In a previous blog post, I quickly introduced the Pacific Saury, or “Sanma” (“Autumn Sword Fish”). This time, I’ll give a few amateur tips on how to gut one of these tasty yet delicate fish. The advice below may help you with some finer points, but the accompanying video is also a good visual tool for your reference.
Warning: If you’re easily offended by the butchering of fish, please stop reading and do not play the video — I’m not trying to be cruel to fish, but just telling it how it is.
*I’m gutting this saury with the intention of making sashimi or sushi, so I have no need for the head. If you are frying your saury, you might want to leave the head attached since there is still flesh that’s worth picking at.
Step 1: Prepare your tools
Basically all you’ll need is a knife — if your saury was bought at a fish market, they should have already taken off the scales, but they are still there, use a scale remover.

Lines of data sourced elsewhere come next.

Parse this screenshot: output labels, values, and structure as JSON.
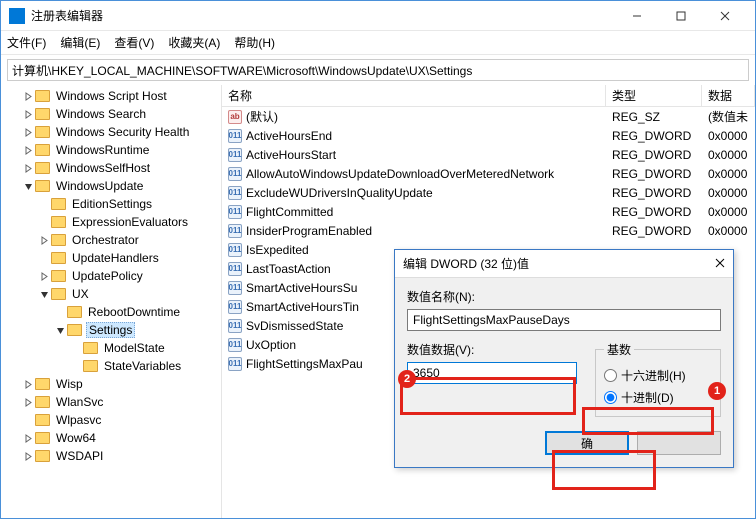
{
  "window": {
    "title": "注册表编辑器",
    "minimize": "—",
    "close": "×"
  },
  "menu": {
    "file": "文件(F)",
    "edit": "编辑(E)",
    "view": "查看(V)",
    "favorites": "收藏夹(A)",
    "help": "帮助(H)"
  },
  "address": "计算机\\HKEY_LOCAL_MACHINE\\SOFTWARE\\Microsoft\\WindowsUpdate\\UX\\Settings",
  "tree": [
    {
      "label": "Windows Script Host",
      "indent": 1,
      "tw": "right"
    },
    {
      "label": "Windows Search",
      "indent": 1,
      "tw": "right"
    },
    {
      "label": "Windows Security Health",
      "indent": 1,
      "tw": "right"
    },
    {
      "label": "WindowsRuntime",
      "indent": 1,
      "tw": "right"
    },
    {
      "label": "WindowsSelfHost",
      "indent": 1,
      "tw": "right"
    },
    {
      "label": "WindowsUpdate",
      "indent": 1,
      "tw": "down"
    },
    {
      "label": "EditionSettings",
      "indent": 2,
      "tw": ""
    },
    {
      "label": "ExpressionEvaluators",
      "indent": 2,
      "tw": ""
    },
    {
      "label": "Orchestrator",
      "indent": 2,
      "tw": "right"
    },
    {
      "label": "UpdateHandlers",
      "indent": 2,
      "tw": ""
    },
    {
      "label": "UpdatePolicy",
      "indent": 2,
      "tw": "right"
    },
    {
      "label": "UX",
      "indent": 2,
      "tw": "down"
    },
    {
      "label": "RebootDowntime",
      "indent": 3,
      "tw": ""
    },
    {
      "label": "Settings",
      "indent": 3,
      "tw": "down",
      "selected": true
    },
    {
      "label": "ModelState",
      "indent": 4,
      "tw": ""
    },
    {
      "label": "StateVariables",
      "indent": 4,
      "tw": ""
    },
    {
      "label": "Wisp",
      "indent": 1,
      "tw": "right"
    },
    {
      "label": "WlanSvc",
      "indent": 1,
      "tw": "right"
    },
    {
      "label": "Wlpasvc",
      "indent": 1,
      "tw": ""
    },
    {
      "label": "Wow64",
      "indent": 1,
      "tw": "right"
    },
    {
      "label": "WSDAPI",
      "indent": 1,
      "tw": "right"
    }
  ],
  "list": {
    "headers": {
      "name": "名称",
      "type": "类型",
      "data": "数据"
    },
    "rows": [
      {
        "icon": "str",
        "name": "(默认)",
        "type": "REG_SZ",
        "data": "(数值未"
      },
      {
        "icon": "bin",
        "name": "ActiveHoursEnd",
        "type": "REG_DWORD",
        "data": "0x0000"
      },
      {
        "icon": "bin",
        "name": "ActiveHoursStart",
        "type": "REG_DWORD",
        "data": "0x0000"
      },
      {
        "icon": "bin",
        "name": "AllowAutoWindowsUpdateDownloadOverMeteredNetwork",
        "type": "REG_DWORD",
        "data": "0x0000"
      },
      {
        "icon": "bin",
        "name": "ExcludeWUDriversInQualityUpdate",
        "type": "REG_DWORD",
        "data": "0x0000"
      },
      {
        "icon": "bin",
        "name": "FlightCommitted",
        "type": "REG_DWORD",
        "data": "0x0000"
      },
      {
        "icon": "bin",
        "name": "InsiderProgramEnabled",
        "type": "REG_DWORD",
        "data": "0x0000"
      },
      {
        "icon": "bin",
        "name": "IsExpedited",
        "type": "",
        "data": ""
      },
      {
        "icon": "bin",
        "name": "LastToastAction",
        "type": "",
        "data": ""
      },
      {
        "icon": "bin",
        "name": "SmartActiveHoursSu",
        "type": "",
        "data": ""
      },
      {
        "icon": "bin",
        "name": "SmartActiveHoursTin",
        "type": "",
        "data": ""
      },
      {
        "icon": "bin",
        "name": "SvDismissedState",
        "type": "",
        "data": ""
      },
      {
        "icon": "bin",
        "name": "UxOption",
        "type": "",
        "data": ""
      },
      {
        "icon": "bin",
        "name": "FlightSettingsMaxPau",
        "type": "",
        "data": ""
      }
    ]
  },
  "dialog": {
    "title": "编辑 DWORD (32 位)值",
    "name_label": "数值名称(N):",
    "name_value": "FlightSettingsMaxPauseDays",
    "data_label": "数值数据(V):",
    "data_value": "3650",
    "radix_legend": "基数",
    "radix_hex": "十六进制(H)",
    "radix_dec": "十进制(D)",
    "ok": "确",
    "cancel": ""
  },
  "annotations": {
    "badge1": "1",
    "badge2": "2"
  }
}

Make sure your knife is razor sharp and NOT serrated — serrated blades do a good job of ripping fish flesh, but what a waste of a fish… preserve the nutritional and aesthetic qualities of your fish by always using a straight edged knife.
Step 2: Cut Off the Head — In the video below, I point to the area just behind the the pectoral fin. I messed up here, because I could avoided wasted by cutting directly behind the gills, which are a bit forward of the pectoral fins. As the saying goes, Sry, Im still noob. Anyway, the head comes off.
Step 3: Remove the guts — Also in the video, I point at where the saury’s internal organs are. Basically, the saury is just a little eating machine with a fast digestive sytem, so that means little mess with a large stomach. It’s also easy to identify where the guts begin and end, hence my indication with my along along the saury’s belly. What I do is I make an entry cut into the saury’s – I know it’s gross – anus, and while gently and patiently negotiating my blade towards the head of the fish. Of course, I take advantage of the sharpness of my blade rather than forcefully push and cut.
Now that the guts have been revealed, I take them out with my fingers or the tip of my knife, being careful not to make a mess of things. Afterwards, I take my saury over to the sink for a light rinsing.
Not so tough, is it? Enjoy the video!
Author’s note: Use of language with reference to butchering of the fish above is in no way meant to disrespect metropolitan sushi readers sensitive to such content. If you have taken offense, please refer to the warning at the beginning of this blog post.